Clifford Battles was born on 1 May 1910, in Akron, Ohio.  Upon graduation of High School, Battles attended West Virginia Wesleyan College.  During college he played football, baseball, basketball, tennis, and ran track.  While at West Virginia Wesleyan College he received 15 letters in five different sports, but oddly enough was never named to in All American team in any of them.  Battles however, excelled at football.

The six-foot-one, 200-pound running back was a versatile runner who could plunge between tackles like a fullback, or turn the ends and run in the open field like a halfback.  As one opposing coach put it, “Battles simply could run over or around all opponents.”  In 1931, with the Bobcats struggling against their archrival Salem (12-6), Battles lead a second half charge that left the crowd, opposing coaches and players speechless.  Battles ended up with 354 yards rushing and a combined total offensive output of 469 yards in a 51-6 triumph over Salem.  Battles football skills did not go unnoticed and he continued to play following graduation.

In the fall of 1931, Battles joined the National Football League (NFL).  He signed on to play for the Boston Braves, which became known as the Redskins the following season.  In 1932 he led the NFL in rushing yards as a rookie.  In 1933, he is the first running back ever to gain more than 200 yards in a game.  He accomplished this with 215 yards on only 16 attempts against the New York Giants.

He was named as both a United Press International (UPI) and NFL first team All-Pro in 1936, when the Redskins won the Eastern Division championship.  When the Redskins moved to Washington, DC in 1937 this was Battles’ best and, ironically, final season.  He led the league again in rushing and was named a NFL first team All-Pro for the third time. 

In the last game of the season with the Eastern Division title on the line, Battles scored three touchdown in a 49-14 victory over the New York Giants.  A week later in the NFL championship game, Battles scored the first touchdown in helping the Redskins to 28-21 victory over the Chicago Bears.
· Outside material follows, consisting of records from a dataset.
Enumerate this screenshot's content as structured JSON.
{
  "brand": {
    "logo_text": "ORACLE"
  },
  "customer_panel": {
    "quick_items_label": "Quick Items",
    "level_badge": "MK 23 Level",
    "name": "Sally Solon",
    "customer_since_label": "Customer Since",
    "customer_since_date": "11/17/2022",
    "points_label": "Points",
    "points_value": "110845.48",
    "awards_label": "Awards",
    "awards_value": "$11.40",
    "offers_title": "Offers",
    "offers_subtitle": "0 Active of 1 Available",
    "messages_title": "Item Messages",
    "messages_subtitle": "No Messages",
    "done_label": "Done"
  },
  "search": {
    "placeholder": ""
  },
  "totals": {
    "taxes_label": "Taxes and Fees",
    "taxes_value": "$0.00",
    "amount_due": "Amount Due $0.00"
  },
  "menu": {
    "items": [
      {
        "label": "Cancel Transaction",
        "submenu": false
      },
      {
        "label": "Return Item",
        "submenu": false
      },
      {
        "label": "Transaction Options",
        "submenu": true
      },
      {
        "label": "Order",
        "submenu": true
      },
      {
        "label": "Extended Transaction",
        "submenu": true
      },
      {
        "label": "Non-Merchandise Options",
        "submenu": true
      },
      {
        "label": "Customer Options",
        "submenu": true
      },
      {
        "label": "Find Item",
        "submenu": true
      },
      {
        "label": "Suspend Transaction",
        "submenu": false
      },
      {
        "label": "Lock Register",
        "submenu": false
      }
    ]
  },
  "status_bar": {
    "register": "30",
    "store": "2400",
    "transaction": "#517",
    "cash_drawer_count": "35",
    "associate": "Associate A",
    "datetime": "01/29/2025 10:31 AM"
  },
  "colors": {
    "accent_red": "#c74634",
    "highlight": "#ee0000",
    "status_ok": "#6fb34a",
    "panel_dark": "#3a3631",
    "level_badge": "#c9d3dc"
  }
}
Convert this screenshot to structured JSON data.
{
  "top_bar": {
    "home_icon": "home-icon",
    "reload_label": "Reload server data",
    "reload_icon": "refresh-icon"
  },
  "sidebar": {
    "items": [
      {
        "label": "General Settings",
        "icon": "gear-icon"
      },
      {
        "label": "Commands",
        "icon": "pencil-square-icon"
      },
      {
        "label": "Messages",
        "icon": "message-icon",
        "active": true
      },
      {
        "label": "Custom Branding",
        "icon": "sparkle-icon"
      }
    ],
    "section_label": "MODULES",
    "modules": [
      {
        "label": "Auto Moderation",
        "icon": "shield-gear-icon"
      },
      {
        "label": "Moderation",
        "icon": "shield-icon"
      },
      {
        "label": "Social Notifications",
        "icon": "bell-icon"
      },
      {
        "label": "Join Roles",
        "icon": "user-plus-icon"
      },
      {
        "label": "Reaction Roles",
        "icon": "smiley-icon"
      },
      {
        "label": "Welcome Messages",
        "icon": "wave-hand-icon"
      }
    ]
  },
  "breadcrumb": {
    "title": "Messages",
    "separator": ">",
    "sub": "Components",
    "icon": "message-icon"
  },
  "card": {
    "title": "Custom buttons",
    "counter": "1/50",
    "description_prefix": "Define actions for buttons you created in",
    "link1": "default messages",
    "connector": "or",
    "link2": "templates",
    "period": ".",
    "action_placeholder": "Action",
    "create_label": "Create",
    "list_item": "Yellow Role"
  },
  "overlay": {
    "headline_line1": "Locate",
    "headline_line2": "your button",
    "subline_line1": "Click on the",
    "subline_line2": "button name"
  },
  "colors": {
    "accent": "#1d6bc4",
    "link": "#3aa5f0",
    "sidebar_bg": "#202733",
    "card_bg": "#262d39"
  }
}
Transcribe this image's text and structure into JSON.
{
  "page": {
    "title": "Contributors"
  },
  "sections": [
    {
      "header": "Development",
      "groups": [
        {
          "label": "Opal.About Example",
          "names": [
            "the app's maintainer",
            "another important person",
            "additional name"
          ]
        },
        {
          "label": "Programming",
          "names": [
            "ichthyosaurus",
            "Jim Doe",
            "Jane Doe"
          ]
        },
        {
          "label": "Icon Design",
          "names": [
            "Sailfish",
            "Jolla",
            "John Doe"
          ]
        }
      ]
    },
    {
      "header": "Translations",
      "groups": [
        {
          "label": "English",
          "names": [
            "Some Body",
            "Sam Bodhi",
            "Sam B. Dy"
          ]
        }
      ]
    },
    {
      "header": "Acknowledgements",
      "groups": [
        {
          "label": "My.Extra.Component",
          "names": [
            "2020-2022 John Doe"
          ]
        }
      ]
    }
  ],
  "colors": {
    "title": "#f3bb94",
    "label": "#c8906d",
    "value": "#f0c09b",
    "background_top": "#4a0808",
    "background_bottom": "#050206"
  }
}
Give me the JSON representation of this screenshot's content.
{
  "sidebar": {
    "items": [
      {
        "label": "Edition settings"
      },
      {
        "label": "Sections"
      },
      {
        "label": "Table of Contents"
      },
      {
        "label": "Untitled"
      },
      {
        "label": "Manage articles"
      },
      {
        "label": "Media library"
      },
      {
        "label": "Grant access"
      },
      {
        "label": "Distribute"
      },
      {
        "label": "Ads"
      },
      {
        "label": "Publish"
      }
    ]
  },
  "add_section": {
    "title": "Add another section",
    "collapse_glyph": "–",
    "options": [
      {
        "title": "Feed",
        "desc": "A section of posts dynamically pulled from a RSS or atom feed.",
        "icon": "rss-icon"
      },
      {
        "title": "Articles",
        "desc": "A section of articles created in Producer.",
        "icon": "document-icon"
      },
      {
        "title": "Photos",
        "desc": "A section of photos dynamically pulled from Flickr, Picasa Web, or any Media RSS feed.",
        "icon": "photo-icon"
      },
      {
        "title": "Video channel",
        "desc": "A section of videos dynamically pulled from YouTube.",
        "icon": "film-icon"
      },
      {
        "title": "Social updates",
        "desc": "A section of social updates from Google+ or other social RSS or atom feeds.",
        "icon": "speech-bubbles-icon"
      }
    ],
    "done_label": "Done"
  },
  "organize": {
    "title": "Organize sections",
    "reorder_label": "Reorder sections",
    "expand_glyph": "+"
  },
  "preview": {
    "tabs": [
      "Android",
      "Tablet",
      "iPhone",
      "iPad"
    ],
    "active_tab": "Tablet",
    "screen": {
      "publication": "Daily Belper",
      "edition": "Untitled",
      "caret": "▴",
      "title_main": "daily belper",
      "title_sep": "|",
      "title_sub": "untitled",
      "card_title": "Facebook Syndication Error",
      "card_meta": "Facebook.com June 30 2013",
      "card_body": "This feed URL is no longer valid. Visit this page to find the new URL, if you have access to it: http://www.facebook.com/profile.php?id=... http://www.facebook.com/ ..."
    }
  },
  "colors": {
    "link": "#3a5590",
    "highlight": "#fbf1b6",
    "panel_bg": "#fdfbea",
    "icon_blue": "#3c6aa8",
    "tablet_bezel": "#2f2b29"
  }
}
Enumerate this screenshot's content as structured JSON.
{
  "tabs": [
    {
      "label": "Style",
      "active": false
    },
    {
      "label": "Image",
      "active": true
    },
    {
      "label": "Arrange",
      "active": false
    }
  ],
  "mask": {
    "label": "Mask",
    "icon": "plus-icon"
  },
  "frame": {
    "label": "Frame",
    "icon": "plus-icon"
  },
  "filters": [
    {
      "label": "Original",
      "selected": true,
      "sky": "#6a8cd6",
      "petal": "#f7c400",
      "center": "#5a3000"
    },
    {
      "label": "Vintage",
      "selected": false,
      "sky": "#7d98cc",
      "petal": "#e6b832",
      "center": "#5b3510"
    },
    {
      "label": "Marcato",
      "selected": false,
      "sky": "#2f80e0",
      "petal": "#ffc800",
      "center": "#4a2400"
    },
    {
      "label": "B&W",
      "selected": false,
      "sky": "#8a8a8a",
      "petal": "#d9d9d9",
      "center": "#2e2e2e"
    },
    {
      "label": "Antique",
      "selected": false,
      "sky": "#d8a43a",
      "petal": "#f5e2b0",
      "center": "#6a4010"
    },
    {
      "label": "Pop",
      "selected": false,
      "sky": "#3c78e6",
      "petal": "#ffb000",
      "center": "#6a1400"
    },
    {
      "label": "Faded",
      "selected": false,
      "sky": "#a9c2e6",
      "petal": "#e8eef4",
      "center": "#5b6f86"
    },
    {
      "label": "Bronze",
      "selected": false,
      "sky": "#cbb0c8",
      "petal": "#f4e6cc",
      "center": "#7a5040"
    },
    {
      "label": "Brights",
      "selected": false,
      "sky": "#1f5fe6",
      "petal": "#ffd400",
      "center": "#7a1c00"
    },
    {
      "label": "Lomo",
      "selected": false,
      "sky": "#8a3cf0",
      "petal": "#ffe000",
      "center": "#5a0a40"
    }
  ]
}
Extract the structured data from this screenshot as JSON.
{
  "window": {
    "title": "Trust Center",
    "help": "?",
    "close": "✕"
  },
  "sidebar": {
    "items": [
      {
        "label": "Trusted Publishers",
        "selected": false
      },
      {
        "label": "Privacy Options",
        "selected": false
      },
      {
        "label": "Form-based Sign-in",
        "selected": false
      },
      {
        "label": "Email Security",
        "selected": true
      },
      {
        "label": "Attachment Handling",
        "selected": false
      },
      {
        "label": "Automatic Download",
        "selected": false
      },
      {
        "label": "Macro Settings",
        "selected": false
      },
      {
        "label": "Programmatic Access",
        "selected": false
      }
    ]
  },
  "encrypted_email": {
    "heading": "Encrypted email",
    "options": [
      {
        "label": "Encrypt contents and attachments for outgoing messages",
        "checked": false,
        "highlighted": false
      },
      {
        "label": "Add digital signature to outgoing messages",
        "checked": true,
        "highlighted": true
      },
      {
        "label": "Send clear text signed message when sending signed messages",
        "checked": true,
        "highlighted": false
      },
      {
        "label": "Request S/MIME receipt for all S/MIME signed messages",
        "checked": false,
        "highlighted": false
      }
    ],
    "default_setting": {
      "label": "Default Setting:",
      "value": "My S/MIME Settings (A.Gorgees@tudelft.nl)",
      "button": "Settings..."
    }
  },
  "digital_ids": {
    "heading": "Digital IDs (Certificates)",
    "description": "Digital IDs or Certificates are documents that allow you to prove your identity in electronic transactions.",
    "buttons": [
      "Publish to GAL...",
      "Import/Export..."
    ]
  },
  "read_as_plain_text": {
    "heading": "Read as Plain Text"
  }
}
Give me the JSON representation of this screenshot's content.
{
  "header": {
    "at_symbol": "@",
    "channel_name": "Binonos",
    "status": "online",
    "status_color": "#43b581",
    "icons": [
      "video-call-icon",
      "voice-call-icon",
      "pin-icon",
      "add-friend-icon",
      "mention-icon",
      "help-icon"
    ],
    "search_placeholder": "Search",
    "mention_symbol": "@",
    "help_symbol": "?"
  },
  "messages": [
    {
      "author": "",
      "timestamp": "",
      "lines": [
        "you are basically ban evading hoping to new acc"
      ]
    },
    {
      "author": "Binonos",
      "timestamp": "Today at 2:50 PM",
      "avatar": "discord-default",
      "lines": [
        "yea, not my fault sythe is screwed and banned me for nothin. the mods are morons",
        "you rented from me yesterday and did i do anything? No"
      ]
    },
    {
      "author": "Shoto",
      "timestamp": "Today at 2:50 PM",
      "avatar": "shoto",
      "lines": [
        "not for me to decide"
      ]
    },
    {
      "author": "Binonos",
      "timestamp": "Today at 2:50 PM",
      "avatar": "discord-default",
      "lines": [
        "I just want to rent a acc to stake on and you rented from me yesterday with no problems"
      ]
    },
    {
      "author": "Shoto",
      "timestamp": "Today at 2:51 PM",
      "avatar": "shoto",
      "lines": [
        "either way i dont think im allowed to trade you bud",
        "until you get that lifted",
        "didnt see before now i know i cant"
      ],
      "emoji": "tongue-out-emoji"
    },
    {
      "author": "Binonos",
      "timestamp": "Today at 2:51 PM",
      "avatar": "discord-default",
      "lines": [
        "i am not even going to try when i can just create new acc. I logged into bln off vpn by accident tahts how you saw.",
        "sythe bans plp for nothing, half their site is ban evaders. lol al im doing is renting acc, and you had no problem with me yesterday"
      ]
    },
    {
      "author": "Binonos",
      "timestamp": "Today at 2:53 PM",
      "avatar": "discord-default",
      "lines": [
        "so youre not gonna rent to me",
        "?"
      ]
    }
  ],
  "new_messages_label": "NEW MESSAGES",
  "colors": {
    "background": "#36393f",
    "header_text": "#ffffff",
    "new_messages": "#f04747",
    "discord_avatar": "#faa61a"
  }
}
This was the Redskins first NFL championship.  The 1937 NFL championship game was Battle’s final game, because owner George Marshall refused to give him a raise.  Battles retired and accepted a job as an assistant coach at Columbia University from 1938 to 1943.

Battles joined the United States Marine Corps in June of 1943 where he was an Athletic and Recreation Officer stationed at Camp Lejeune, Camp Pendleton, MCB Quantico, and MCAS Miramar while he served in the Corps. During his time as a Marine Battles served in World War (WW) II.  This combat experience earned him the WWII Victory Medal; American Campaign Ribbon; Presidential Unit Citation; Asiatic Pacific Area Ribbon.  He continued to serve his county as a Marine Reservist in 1952.  At this point he was honorably discharged and worked in the civilian realm for General Electric until his 1979 retirement. 

Cliff Battles was selected into three different Hall of Fames to include his 1968 National Football League induction with fellow Marines Art Donovan and Elroy “Crazy Legs” Hirsch.  Battles passed away on April 28, 1981 at the age of 70 of a heart condition.